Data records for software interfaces
———

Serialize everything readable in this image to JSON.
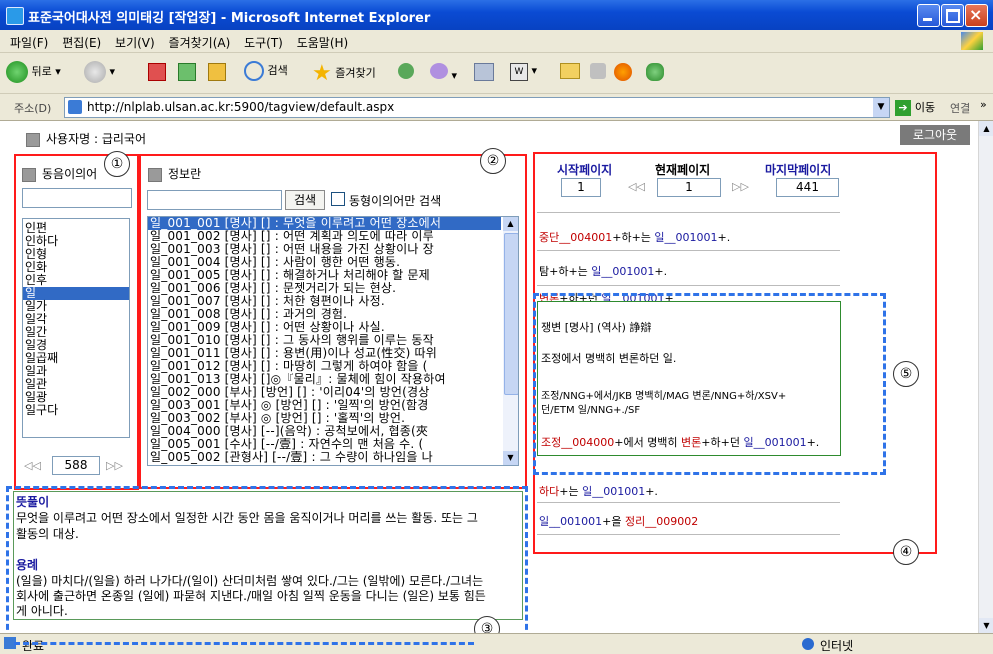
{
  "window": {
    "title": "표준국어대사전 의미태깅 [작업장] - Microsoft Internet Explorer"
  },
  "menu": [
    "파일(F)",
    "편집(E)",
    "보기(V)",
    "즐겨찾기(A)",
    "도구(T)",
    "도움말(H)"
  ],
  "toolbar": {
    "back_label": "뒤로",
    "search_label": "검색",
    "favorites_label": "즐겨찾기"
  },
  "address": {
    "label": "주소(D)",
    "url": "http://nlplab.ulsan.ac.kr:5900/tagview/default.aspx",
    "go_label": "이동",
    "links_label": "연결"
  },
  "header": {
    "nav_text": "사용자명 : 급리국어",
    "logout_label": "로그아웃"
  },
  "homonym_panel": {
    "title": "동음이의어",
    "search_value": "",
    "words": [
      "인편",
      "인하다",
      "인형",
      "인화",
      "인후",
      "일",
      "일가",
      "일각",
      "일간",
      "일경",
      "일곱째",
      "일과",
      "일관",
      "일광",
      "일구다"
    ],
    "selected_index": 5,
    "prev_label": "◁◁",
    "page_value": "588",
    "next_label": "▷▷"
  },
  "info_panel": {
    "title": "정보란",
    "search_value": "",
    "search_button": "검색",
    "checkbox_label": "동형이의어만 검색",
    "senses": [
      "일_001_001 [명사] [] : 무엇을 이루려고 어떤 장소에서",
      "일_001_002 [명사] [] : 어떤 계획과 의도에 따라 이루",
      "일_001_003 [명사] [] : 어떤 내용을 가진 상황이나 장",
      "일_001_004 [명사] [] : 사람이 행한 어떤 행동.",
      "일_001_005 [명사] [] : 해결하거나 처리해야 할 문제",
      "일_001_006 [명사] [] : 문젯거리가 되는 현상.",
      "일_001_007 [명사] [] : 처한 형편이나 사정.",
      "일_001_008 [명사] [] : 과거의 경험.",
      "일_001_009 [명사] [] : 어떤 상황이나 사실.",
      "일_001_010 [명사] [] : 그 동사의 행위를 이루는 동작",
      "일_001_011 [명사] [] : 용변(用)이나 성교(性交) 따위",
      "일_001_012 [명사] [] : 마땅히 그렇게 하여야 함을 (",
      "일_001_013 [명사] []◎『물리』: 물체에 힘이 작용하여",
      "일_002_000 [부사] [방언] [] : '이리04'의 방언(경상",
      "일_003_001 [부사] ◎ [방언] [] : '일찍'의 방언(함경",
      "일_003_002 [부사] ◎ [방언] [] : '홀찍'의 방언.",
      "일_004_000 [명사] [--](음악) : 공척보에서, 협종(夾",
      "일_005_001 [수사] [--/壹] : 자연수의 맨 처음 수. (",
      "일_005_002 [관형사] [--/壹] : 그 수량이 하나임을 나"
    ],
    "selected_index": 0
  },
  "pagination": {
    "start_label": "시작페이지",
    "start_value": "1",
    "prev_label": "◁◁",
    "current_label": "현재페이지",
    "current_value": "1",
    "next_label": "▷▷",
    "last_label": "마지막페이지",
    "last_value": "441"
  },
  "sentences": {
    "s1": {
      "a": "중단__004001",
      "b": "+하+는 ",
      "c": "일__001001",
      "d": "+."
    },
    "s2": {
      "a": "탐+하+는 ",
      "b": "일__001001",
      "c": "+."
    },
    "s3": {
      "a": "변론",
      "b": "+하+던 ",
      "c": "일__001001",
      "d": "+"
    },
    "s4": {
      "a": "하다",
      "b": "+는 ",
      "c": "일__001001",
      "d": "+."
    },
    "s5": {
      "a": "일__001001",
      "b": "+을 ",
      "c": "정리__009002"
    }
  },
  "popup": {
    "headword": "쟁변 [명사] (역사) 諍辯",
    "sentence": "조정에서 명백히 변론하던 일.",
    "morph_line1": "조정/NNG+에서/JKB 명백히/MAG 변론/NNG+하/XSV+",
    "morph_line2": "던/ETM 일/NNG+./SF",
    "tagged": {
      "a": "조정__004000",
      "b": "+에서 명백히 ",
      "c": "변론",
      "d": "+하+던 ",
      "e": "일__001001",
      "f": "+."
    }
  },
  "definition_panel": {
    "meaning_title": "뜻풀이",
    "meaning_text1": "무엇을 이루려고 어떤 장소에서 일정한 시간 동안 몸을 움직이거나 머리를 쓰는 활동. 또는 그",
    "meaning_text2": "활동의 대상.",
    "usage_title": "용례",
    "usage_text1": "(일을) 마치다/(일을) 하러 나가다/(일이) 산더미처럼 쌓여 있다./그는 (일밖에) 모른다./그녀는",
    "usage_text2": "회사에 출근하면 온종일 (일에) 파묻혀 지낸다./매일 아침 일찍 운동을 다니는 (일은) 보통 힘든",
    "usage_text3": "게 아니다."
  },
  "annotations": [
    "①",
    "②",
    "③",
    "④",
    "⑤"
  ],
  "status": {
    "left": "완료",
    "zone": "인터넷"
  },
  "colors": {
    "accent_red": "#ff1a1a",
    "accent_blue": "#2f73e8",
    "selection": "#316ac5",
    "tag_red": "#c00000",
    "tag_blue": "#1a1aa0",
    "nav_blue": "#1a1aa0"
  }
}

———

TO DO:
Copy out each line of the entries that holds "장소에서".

ANSWER TO THIS EXERCISE:
      "일_001_001 [명사] [] : 무엇을 이루려고 어떤 장소에서",
    "meaning_text1": "무엇을 이루려고 어떤 장소에서 일정한 시간 동안 몸을 움직이거나 머리를 쓰는 활동. 또는 그",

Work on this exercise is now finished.